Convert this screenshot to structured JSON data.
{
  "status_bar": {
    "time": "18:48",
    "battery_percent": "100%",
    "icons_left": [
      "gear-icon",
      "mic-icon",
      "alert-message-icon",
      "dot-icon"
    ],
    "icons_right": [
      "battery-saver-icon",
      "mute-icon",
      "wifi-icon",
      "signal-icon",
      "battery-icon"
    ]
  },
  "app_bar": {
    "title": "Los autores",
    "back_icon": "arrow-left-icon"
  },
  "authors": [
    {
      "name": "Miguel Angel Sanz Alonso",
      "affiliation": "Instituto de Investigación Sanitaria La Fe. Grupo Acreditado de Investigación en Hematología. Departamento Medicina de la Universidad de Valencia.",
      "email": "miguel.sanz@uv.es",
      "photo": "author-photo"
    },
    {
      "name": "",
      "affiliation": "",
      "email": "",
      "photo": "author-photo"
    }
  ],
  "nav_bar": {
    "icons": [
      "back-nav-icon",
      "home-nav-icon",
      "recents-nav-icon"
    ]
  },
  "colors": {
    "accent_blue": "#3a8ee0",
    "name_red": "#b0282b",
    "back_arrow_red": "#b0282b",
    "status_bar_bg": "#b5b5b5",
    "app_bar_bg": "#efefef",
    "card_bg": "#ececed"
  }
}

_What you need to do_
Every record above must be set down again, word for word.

_Response to this task_
Convert this screenshot to structured JSON data.
{
  "status_bar": {
    "time": "18:48",
    "battery_percent": "100%",
    "icons_left": [
      "gear-icon",
      "mic-icon",
      "alert-message-icon",
      "dot-icon"
    ],
    "icons_right": [
      "battery-saver-icon",
      "mute-icon",
      "wifi-icon",
      "signal-icon",
      "battery-icon"
    ]
  },
  "app_bar": {
    "title": "Los autores",
    "back_icon": "arrow-left-icon"
  },
  "authors": [
    {
      "name": "Miguel Angel Sanz Alonso",
      "affiliation": "Instituto de Investigación Sanitaria La Fe. Grupo Acreditado de Investigación en Hematología. Departamento Medicina de la Universidad de Valencia.",
      "email": "miguel.sanz@uv.es",
      "photo": "author-photo"
    },
    {
      "name": "",
      "affiliation": "",
      "email": "",
      "photo": "author-photo"
    }
  ],
  "nav_bar": {
    "icons": [
      "back-nav-icon",
      "home-nav-icon",
      "recents-nav-icon"
    ]
  },
  "colors": {
    "accent_blue": "#3a8ee0",
    "name_red": "#b0282b",
    "back_arrow_red": "#b0282b",
    "status_bar_bg": "#b5b5b5",
    "app_bar_bg": "#efefef",
    "card_bg": "#ececed"
  }
}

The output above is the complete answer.